Experimental evidence involving the photosensitizing properties of hematoporphyrin is presented. Hematoporphyrin is shown by fluorescent microscopy to be taken up into the epidermis after intradermal injection. Such a circumstance gives rise, on exposure to light, to a sunburn-like response. This response is demonstrated to be dependent on oxygen, just as has been recognized for the urticarial response with hematoporphyrin's dermal location. These studies support the contention that the cutaneous responses resulting from both so-called photodynamic and phototoxic agents are governed by the same principles. Whether the response is urticarial or sunburn-like depends on whether these agents are located in the dermis or epidermis. The penetrability of the wavelengths representing the photosensitizer's absorption spectrum determines the thickness of skin within which the photosensitizer must reside in order to be activated.

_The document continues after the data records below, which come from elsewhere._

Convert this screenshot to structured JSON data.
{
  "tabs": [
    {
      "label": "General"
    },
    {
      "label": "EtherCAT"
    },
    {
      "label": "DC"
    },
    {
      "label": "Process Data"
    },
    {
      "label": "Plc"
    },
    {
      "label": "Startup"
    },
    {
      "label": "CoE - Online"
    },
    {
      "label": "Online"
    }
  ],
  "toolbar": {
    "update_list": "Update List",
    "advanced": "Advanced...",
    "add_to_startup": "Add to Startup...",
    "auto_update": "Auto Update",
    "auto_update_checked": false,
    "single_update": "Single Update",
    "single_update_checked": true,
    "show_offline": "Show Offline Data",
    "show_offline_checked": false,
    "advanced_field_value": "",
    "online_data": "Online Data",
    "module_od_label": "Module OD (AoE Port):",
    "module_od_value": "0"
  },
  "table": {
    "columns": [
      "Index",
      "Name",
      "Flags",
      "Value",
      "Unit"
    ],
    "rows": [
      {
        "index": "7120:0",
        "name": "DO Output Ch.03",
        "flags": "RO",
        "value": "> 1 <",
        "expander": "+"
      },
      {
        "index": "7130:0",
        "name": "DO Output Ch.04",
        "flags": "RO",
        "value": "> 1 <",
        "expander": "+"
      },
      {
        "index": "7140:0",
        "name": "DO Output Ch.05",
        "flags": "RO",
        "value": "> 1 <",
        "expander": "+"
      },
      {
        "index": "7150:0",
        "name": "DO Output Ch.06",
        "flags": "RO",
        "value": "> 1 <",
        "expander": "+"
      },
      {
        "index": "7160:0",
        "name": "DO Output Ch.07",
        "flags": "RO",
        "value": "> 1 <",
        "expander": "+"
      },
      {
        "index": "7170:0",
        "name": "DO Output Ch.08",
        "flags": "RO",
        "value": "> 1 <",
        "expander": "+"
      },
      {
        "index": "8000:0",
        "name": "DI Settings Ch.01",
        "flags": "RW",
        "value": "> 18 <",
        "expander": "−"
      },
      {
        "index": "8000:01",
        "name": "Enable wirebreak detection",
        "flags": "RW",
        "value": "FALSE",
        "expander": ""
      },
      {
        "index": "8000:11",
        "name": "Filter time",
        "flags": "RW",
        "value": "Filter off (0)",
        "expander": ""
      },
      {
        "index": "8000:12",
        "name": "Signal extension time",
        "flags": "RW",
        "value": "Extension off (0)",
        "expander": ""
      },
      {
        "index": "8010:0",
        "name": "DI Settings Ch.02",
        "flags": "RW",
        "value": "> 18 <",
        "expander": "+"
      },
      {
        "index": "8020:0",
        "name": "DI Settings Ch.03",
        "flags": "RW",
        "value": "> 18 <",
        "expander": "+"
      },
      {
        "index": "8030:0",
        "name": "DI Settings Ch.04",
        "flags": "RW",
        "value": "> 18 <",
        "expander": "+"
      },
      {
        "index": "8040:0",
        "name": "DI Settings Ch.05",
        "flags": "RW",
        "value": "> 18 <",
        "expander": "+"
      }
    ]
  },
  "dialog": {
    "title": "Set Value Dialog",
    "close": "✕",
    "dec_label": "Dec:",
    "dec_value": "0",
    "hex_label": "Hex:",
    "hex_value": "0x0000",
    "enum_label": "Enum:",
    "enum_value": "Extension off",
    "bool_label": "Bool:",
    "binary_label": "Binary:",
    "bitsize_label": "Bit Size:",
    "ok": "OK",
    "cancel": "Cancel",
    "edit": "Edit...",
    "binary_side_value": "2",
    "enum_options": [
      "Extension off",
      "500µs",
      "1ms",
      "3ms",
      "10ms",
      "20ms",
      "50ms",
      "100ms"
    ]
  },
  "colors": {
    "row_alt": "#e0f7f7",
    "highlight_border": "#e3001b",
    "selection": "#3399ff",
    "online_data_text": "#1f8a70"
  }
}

JOHN D. McGRAE, HAROLD O. PERRY. Relationship of Photodynamic Action to PhototoxicityDeterminants of Morphologic Response. Arch Dermatol. 1963;87(2):252–257. doi:10.1001/archderm.1963.01590140114018